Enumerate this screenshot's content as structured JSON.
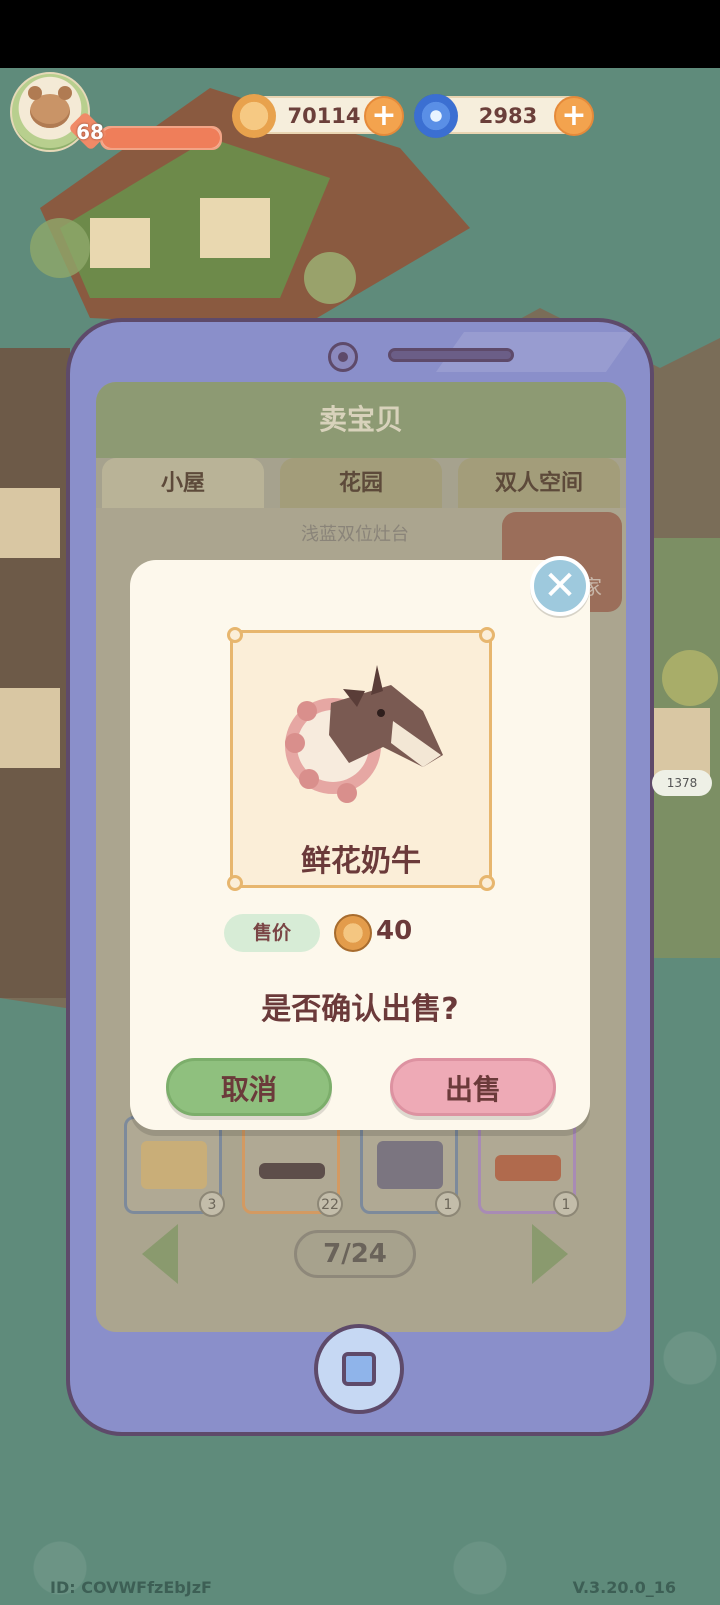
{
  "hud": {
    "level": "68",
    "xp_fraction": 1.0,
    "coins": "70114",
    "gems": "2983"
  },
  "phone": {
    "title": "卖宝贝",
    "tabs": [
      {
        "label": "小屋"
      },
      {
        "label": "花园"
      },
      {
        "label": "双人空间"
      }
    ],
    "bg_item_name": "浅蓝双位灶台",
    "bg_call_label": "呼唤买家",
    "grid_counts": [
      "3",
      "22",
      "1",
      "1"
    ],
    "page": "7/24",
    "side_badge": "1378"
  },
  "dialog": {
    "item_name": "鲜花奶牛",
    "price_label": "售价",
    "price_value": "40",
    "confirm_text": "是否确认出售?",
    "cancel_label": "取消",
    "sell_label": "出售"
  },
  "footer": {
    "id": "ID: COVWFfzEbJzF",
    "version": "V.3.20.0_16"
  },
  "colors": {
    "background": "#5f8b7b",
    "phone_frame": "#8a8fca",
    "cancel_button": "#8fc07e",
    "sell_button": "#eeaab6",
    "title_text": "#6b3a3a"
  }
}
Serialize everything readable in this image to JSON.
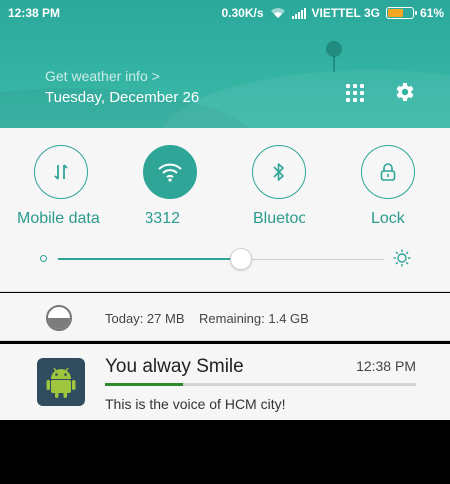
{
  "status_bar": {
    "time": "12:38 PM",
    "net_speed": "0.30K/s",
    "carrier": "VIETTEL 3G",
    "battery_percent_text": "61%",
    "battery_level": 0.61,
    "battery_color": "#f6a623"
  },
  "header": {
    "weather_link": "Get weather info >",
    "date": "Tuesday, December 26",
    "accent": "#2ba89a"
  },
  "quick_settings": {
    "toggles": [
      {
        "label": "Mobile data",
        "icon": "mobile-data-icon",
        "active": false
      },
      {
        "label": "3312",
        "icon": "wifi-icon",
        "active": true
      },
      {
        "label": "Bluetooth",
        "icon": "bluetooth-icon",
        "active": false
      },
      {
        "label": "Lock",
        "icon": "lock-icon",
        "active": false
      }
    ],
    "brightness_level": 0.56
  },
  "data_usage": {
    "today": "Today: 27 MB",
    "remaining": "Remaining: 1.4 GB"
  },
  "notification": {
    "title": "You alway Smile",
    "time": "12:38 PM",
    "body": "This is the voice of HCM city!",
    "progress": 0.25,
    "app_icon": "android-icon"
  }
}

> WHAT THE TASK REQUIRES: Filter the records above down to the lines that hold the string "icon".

> EXERCISE RESULT:
        "icon": "mobile-data-icon",
        "icon": "wifi-icon",
        "icon": "bluetooth-icon",
        "icon": "lock-icon",
    "app_icon": "android-icon"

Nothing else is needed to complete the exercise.